Women who completed a trans-antarctic expedition, entailing vigorous physical training in preparation as well as extreme physical conditions during the expedition, showed no more negative health effects than expected in men. The study was presented at the Society for Endocrinology annual meeting in Glasgow. The study is the first to show that women are no more susceptible to adverse effects of extreme physical exertion than men.
Study first to show that women are no more susceptible to adverse effects of extreme physical exertion than men
In the past, it has been suggested that the female reproductive system and stress responses may be more sensitive to the effects of extreme physical activity. There has been evidence that vigorous physical exertion can suppress normal reproductive hormone activity in women, impair bone strength and increase stress hormones to a greater extent than in men. However, the reasons why there may be differences in these responses are not understood.
First all-female trans-antarctic expedition
Six women participating in the first all-female trans-antarctic expedition were assessed for the effects of extreme physical exertion on hormone levels and overall health. The study looked at several markers of health before and after the successful expedition. Markers included stress hormones, reproductive hormones, and metabolic hormones, as well as body weight and bone strength. The findings showed that not only were the reproductive hormones and bone strength maintained at healthy levels, but that many of the markers revealed delayed exercise-related benefit 2 weeks after the expedition.
Conclusion of the study
The overall conclusion of the study was that with proper training and preparation, the negative effects of vigorous physical exercise can be avoided, by both men and women. The study may help illuminate the need for proper training and maintenance for individuals who are employed in physically demanding jobs, as well as professional and semi-pro athletes.
- Gifford RM, Boos CJ, Reynolds RM, Woods DR. Recovery time and heart rate variability following extreme endurance exercise in healthy women. Physiol Rep. 2018;6(21):e13905.

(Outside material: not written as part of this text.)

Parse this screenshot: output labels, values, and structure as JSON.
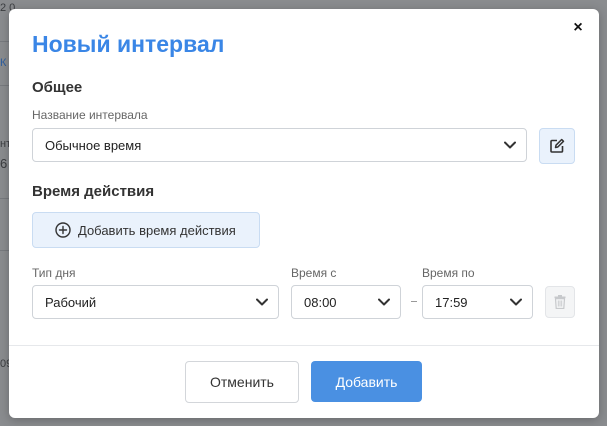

Razi Berry is the founder and publisher of the journal Naturopathic Doctor News & Review that has been in print since 2005 and the premier consumer-faced website of naturopathic medicine, NaturalPath. She is the host of The Natural Cancer Prevention Summit and The Heart Revolution-Heal, Empower and Follow Your Heart, and the popular 10 week Sugar Free Summer program. From a near death experience as a young girl that healed her failing heart, to later overcoming infertility and Chronic Fatigue Syndrome and Fibromyalgia through naturopathic medicine, Razi has lived the mind/body healing paradigm. Her projects uniquely capture the tradition and philosophy of naturopathy: The healing power of nature, the vital life force in every living thing and the undeniable role that science and mind/body medicine have in creating health and overcoming dis-ease. Follow Razi on Facebook at Razi Berry and join us at Love is Medicine to explore the convergence of love and health.